Please list all lines of the material below in which the string "value" occurs.

===== Listed entries

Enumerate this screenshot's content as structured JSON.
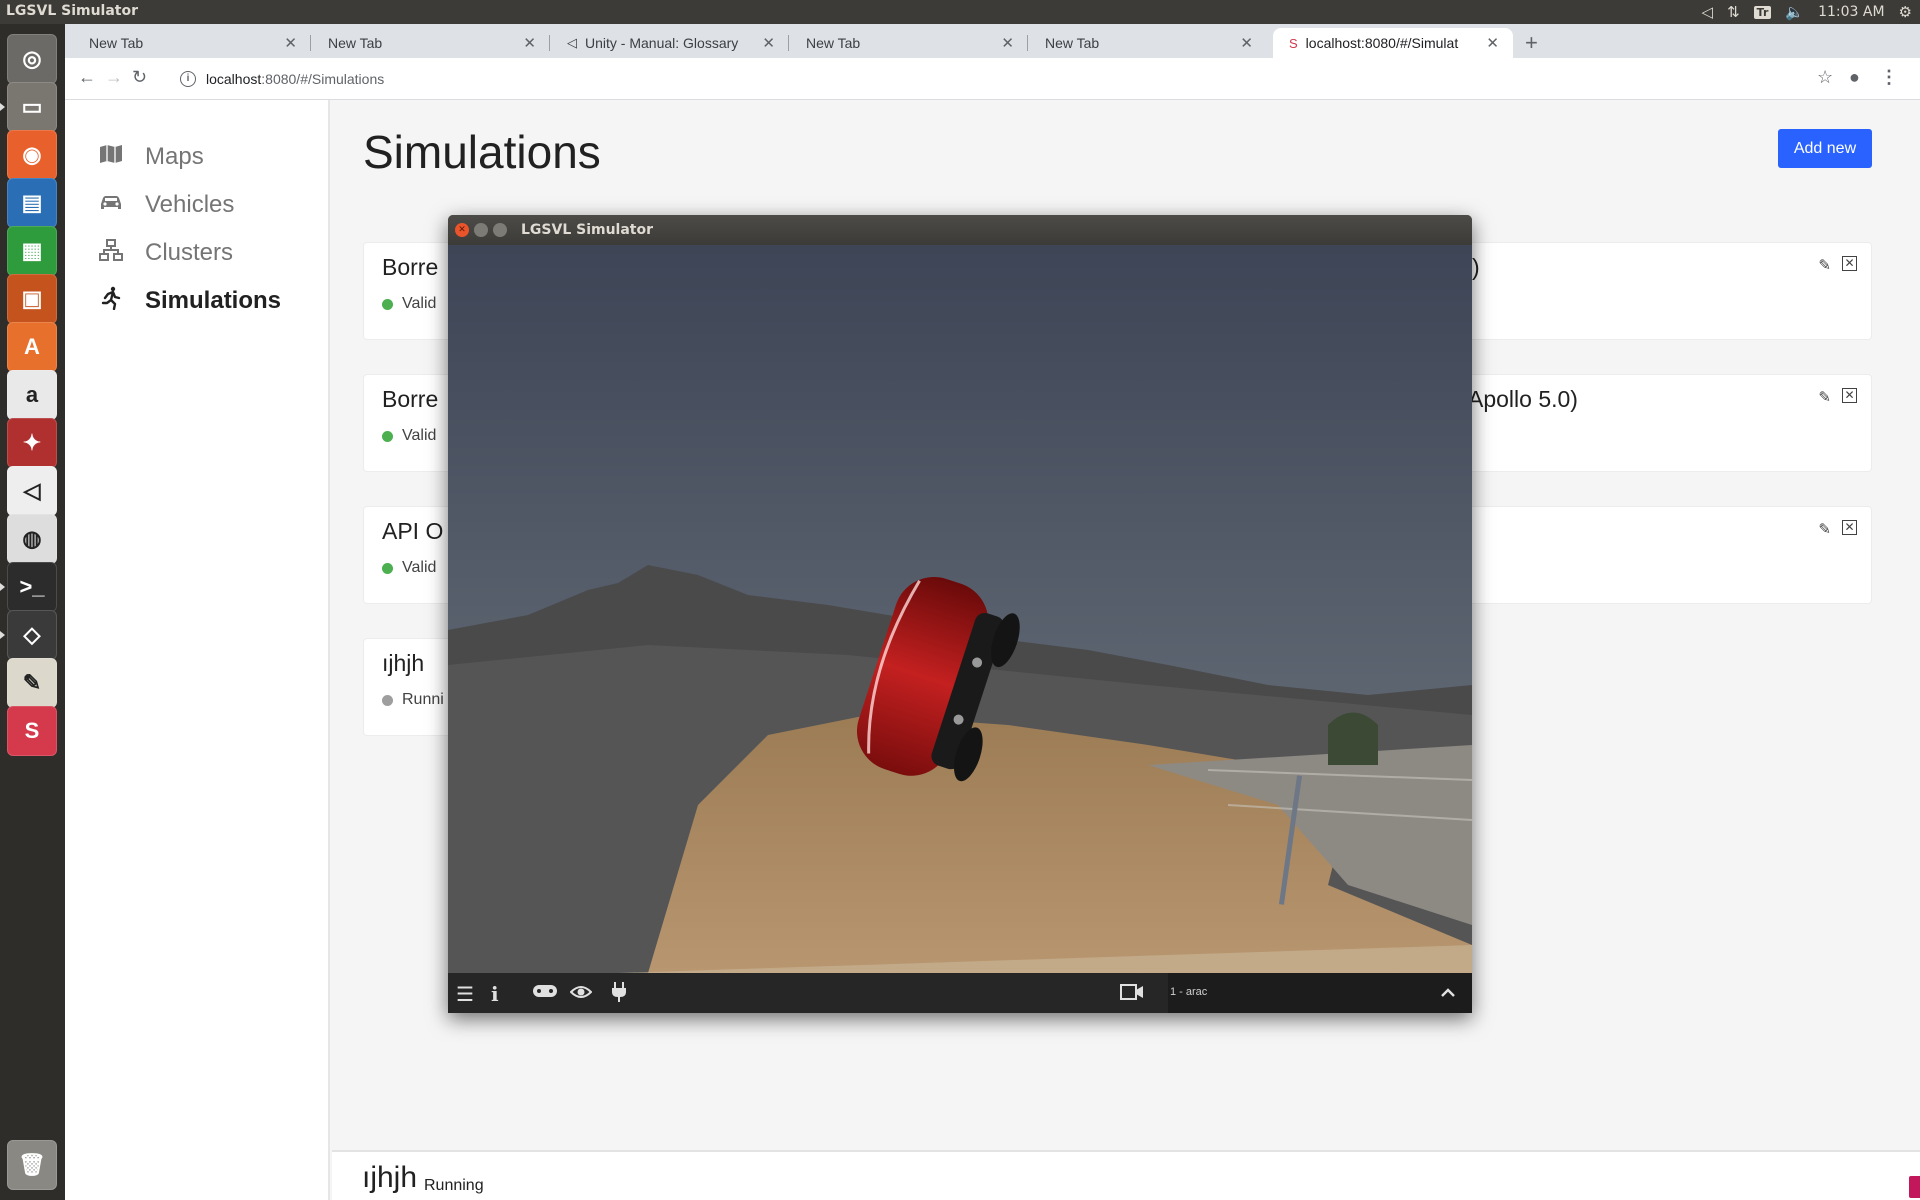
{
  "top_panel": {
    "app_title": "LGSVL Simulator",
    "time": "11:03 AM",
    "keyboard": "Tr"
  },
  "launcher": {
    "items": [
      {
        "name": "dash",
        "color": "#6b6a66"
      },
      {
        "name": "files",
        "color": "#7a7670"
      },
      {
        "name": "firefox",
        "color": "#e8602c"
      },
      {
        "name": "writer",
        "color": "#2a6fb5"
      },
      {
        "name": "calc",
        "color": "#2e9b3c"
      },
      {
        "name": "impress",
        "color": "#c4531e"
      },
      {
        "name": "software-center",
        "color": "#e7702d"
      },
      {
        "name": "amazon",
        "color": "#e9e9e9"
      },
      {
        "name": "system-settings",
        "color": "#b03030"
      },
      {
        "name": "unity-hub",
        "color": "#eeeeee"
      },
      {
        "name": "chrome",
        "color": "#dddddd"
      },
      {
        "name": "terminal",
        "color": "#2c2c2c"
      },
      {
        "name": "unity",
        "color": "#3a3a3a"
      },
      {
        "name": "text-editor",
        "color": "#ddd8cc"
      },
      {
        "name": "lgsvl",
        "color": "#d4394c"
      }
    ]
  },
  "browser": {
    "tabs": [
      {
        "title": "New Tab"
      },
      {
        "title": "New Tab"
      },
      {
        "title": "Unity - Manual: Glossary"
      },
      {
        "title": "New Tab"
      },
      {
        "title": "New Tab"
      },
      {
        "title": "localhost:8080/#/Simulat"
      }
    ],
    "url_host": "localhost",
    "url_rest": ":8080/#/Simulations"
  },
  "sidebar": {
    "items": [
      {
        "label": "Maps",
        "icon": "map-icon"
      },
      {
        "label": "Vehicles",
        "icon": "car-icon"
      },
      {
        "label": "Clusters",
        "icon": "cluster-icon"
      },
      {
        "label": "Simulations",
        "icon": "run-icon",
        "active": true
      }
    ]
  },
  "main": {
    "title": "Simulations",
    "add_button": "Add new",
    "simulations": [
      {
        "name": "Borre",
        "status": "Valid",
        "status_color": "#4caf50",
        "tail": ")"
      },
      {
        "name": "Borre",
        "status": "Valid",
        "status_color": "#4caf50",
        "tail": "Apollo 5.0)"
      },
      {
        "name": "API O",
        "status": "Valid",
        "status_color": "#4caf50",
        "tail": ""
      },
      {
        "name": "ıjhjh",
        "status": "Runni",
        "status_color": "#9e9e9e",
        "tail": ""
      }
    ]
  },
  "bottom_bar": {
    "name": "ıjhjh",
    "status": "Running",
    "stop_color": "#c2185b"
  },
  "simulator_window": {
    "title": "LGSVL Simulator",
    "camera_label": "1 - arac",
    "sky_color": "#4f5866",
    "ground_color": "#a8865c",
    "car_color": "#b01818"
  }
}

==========
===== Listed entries

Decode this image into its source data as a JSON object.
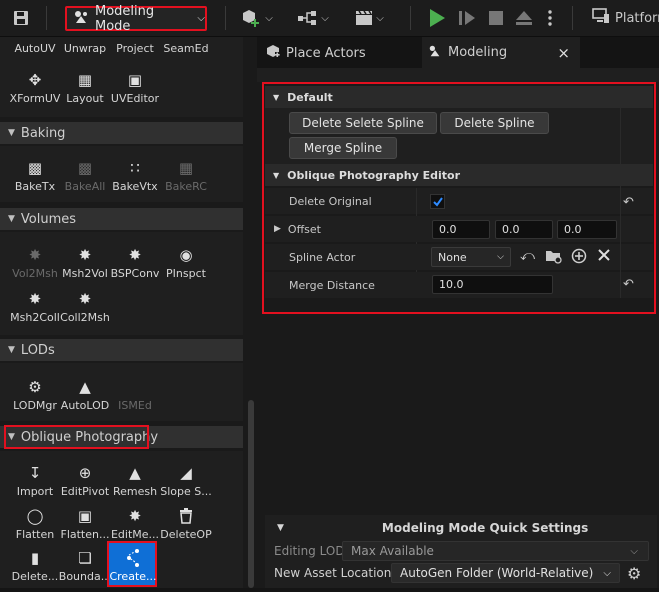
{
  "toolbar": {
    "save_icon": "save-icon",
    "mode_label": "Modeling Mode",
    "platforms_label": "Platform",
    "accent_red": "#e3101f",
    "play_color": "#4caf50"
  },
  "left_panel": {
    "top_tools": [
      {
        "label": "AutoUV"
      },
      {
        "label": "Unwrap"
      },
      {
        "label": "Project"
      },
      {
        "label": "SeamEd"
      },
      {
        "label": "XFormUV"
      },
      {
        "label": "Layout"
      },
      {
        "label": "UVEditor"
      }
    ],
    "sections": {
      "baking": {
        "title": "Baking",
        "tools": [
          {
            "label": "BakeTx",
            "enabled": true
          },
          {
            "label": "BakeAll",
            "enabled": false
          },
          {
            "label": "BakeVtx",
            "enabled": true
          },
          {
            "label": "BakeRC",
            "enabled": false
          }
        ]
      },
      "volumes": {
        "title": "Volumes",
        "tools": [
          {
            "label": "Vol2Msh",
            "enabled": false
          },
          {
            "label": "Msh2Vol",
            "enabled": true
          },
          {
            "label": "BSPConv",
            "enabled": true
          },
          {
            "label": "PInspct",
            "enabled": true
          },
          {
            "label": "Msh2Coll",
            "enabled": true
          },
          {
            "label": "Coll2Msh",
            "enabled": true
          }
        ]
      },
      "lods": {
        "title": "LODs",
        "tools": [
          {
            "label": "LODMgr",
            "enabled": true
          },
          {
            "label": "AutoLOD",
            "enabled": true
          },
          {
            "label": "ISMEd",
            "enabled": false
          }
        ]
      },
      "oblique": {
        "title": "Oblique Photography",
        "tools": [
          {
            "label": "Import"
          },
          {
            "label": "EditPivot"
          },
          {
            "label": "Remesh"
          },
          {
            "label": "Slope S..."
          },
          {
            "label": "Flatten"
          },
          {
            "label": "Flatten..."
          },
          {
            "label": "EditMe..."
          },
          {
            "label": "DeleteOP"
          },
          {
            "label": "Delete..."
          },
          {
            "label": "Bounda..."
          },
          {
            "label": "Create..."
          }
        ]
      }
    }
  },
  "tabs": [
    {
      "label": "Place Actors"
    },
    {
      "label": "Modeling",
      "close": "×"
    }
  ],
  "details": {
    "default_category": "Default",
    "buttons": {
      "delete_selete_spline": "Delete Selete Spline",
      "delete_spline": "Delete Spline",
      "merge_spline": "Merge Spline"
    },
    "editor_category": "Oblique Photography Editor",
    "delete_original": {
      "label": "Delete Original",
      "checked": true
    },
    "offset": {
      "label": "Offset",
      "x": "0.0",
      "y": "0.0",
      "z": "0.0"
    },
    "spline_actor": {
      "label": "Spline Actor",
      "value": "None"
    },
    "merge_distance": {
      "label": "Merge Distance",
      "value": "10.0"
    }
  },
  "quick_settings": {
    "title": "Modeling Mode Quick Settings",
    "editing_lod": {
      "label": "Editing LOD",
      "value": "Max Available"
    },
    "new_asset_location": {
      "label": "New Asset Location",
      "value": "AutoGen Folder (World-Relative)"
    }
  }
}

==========

### Reply
      "value": "None"
      "value": "10.0"
      "value": "Max Available"
      "value": "AutoGen Folder (World-Relative)"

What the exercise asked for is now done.